Forget the stage, the spotlights and the velvet curtain. The choreographers and performers at the center of KQED’s new video series, If Cities Could Dance, don’t need any of the above. Give them the streets of Oakland, the corners of Detroit, the plazas of San Jose and the parades of New Orleans, and they’ll reflect their urban surroundings in their graceful, powerful movements.

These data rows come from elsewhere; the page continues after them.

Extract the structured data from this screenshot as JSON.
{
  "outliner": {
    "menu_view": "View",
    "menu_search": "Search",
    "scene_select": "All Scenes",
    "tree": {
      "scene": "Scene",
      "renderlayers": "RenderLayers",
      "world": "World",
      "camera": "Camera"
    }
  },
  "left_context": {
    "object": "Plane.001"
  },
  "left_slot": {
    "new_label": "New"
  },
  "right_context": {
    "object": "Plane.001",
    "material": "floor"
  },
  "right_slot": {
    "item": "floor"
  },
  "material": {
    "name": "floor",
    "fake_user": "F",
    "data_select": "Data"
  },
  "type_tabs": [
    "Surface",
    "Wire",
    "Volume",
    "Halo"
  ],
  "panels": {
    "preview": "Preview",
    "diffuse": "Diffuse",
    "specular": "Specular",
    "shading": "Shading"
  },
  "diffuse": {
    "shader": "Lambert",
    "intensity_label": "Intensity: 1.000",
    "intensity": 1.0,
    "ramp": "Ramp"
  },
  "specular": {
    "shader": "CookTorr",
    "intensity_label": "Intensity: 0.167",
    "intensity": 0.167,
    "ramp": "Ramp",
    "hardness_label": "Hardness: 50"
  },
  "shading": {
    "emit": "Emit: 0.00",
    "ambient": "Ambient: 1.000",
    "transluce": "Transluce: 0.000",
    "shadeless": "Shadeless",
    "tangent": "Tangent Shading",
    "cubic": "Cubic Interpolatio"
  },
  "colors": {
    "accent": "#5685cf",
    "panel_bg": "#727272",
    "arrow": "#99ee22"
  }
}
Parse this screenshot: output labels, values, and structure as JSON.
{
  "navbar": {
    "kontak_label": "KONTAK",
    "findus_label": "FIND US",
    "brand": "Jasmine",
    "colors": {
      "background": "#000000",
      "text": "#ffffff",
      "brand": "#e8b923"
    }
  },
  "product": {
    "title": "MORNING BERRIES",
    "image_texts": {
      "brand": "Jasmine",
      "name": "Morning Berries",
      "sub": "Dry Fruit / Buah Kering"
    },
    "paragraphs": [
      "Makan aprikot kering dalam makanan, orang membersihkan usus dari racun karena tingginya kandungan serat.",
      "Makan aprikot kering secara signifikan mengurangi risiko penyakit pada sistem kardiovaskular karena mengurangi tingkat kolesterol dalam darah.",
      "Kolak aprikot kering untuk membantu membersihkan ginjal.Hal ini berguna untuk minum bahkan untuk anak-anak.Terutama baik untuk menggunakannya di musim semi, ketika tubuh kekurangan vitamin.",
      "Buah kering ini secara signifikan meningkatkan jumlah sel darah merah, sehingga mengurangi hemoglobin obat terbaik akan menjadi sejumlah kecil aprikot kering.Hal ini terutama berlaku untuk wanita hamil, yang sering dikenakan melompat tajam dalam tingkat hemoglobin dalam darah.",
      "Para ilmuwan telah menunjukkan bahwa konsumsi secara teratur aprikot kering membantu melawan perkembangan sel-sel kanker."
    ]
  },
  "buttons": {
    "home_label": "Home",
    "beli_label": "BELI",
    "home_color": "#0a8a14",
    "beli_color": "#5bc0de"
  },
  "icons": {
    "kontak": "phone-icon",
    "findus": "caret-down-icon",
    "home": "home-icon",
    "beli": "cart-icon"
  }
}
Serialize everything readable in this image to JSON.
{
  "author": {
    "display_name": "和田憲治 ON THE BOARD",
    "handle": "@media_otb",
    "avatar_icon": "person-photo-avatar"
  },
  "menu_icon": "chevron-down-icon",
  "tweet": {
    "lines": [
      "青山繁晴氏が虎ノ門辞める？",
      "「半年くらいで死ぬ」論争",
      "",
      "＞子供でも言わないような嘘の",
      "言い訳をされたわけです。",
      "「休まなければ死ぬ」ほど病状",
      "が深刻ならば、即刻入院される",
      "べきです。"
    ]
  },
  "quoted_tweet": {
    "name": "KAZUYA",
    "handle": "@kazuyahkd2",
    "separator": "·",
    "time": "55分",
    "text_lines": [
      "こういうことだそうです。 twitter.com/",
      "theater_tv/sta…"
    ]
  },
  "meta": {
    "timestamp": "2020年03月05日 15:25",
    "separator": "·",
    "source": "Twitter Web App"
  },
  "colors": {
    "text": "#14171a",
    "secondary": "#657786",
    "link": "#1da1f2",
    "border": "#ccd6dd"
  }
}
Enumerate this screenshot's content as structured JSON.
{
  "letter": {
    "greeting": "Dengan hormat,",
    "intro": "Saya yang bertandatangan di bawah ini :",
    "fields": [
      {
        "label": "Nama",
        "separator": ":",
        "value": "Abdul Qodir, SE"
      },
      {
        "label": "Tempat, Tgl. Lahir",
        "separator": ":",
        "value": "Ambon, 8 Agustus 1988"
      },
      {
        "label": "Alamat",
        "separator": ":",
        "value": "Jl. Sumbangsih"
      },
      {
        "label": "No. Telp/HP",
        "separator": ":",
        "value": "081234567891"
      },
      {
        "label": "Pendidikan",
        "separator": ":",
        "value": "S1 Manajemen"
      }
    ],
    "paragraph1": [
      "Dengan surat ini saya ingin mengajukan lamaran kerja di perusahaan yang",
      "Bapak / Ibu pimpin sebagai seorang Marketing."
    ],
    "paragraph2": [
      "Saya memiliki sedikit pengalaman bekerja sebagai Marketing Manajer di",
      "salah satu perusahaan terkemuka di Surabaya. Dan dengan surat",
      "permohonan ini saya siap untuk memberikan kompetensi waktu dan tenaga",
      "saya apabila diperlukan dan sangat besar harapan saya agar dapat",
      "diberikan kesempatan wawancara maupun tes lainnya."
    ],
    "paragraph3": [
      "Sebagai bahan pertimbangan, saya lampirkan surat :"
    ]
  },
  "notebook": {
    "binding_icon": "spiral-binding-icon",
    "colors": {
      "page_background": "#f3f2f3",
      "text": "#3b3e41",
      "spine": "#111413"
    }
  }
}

Each episode in the series -- running every Tuesday from April 10 to May 28 -- captures the dancers’ personal stories and their deep-rooted relationships to their community. Fighting cultural erasure, gentrification and the silencing of their collective voices, they claim their space with extended arms, high kicks and joyful spins. In open-air markets and on empty train tracks, they twirl and pop, vogue and cartwheel, all in the celebration of dance styles unique to San Francisco, Oakland, San Jose, Detroit, New Orleans, Los Angeles, Baltimore and Portland.
Join us as we travel across the country, meeting the artists who dare to imagine what it would look like if their cities could dance. - Text by Sarah Hotchkiss
If Cities Could Dance is supported by a special grant from the Oakland-based Kenneth Rainin Foundation